Posted by George | Report as abusive

I still remember the early years when we used a cassette player to load software. I also remember how happy we were when the floppy disk arrived, no more data loss because of faulty tapes, this was the ultimate high-tech invention and we believed things couldn’t get much better.

Posted by Nikkei 225 | Report as abusive

For stored hi-def video, blu-ray is it for now. But I wouldn’t mind if blu-ray gets replaced by a mini flash memory card that can do the exact same thing. Whether I plug it into my home hi-def monitor or my cell phone. That would be cool!

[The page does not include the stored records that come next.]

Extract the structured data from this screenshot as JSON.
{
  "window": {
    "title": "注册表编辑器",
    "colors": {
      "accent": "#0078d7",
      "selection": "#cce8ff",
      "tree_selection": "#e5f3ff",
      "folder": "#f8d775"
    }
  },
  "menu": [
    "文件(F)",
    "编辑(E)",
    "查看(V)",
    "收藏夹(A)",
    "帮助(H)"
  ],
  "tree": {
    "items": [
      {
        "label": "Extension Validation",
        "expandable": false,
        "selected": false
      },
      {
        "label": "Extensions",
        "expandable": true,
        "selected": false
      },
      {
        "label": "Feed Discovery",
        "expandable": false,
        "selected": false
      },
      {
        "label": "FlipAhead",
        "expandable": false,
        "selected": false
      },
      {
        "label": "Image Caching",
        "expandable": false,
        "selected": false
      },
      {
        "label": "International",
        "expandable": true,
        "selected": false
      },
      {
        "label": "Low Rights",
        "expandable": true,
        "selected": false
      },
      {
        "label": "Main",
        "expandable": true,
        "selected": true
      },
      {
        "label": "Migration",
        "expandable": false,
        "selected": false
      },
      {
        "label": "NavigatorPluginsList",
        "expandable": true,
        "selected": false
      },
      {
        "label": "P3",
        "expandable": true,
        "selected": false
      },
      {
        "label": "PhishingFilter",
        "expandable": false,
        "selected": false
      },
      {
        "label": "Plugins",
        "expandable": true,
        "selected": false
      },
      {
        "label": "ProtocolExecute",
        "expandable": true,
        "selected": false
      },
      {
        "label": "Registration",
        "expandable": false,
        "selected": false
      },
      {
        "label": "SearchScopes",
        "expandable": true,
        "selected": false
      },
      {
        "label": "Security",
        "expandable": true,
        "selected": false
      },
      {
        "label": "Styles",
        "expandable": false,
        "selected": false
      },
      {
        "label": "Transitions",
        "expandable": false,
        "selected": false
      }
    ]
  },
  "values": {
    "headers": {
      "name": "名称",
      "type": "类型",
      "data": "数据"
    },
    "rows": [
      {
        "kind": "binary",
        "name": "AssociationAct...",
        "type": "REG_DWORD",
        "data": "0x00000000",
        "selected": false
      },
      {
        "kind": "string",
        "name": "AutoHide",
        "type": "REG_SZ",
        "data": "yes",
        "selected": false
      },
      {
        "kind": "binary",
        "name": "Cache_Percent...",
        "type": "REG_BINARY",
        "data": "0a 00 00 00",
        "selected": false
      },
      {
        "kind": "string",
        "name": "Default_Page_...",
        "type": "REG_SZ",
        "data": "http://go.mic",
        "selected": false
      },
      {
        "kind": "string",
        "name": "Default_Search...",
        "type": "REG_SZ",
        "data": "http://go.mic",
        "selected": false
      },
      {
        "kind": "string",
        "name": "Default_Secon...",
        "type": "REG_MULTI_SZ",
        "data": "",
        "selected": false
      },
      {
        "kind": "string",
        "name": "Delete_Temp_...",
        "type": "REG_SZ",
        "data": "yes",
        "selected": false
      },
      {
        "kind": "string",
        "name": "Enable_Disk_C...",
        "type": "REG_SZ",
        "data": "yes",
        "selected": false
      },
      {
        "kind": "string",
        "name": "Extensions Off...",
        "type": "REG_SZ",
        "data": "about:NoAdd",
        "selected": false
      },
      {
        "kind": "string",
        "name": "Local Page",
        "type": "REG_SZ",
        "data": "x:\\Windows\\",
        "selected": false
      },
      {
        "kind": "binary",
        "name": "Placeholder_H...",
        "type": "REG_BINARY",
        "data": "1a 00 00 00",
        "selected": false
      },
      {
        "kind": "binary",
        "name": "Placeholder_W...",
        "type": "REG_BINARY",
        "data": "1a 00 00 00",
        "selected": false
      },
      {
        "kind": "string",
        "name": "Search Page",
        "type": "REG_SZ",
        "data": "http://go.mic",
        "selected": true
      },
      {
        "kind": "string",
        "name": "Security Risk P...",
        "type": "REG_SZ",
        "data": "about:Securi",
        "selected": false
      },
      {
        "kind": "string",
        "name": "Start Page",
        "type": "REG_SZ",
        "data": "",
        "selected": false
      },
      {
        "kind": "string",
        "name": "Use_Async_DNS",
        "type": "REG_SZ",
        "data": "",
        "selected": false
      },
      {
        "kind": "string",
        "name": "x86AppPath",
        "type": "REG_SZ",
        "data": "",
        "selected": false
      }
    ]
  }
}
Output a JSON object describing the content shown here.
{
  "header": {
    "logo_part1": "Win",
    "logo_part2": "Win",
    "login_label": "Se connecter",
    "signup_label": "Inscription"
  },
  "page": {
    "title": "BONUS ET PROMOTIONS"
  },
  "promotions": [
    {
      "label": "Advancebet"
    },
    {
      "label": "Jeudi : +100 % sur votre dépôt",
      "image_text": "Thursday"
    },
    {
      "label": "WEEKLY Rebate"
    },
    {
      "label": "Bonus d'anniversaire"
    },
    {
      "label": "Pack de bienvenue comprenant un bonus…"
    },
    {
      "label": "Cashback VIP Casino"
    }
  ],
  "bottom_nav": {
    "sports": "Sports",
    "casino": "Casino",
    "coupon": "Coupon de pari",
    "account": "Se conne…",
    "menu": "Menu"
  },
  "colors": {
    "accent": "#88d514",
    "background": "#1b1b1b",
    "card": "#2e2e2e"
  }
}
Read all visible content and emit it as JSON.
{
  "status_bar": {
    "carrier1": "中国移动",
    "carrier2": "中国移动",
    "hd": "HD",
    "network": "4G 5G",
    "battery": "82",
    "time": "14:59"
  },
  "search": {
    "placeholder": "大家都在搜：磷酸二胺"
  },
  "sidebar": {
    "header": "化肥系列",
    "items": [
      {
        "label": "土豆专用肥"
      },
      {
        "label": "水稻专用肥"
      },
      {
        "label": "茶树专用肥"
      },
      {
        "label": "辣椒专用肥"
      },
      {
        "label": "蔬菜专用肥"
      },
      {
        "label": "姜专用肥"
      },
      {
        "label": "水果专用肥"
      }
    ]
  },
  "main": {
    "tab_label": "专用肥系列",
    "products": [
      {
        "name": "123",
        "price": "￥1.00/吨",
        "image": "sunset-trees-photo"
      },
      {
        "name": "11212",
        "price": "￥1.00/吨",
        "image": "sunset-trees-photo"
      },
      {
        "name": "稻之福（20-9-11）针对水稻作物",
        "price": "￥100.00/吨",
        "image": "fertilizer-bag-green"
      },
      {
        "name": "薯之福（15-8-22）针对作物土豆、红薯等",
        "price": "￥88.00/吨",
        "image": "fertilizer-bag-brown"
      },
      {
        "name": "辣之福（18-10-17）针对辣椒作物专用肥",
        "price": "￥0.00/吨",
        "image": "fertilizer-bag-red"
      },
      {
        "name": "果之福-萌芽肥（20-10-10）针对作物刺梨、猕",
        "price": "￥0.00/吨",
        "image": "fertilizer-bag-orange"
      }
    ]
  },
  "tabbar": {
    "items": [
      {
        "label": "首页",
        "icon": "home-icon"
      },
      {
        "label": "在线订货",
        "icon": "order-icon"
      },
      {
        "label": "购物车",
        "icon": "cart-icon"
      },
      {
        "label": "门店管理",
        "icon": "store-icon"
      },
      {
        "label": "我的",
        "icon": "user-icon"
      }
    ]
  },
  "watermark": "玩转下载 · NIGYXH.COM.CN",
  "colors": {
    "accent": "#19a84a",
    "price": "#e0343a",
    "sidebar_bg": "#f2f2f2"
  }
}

Posted by Gerry Baker | Report as abusive

If this guy seriously thinks comparing watching a Blu-ray on an HDTV or a HD projector with 5.1 or 7.1 audio to watching a movie or video on a 3-4″ screen smartphone is a valid comparison, and if SanDisk has a board of directors, they need to seriously consider getting a new CEO. Two completely different markets. I don’t know if Blu-ray will last or not, but if it doesn’t, it won’t be because you can’t play it on a smartphone.

Posted by Kent | Report as abusive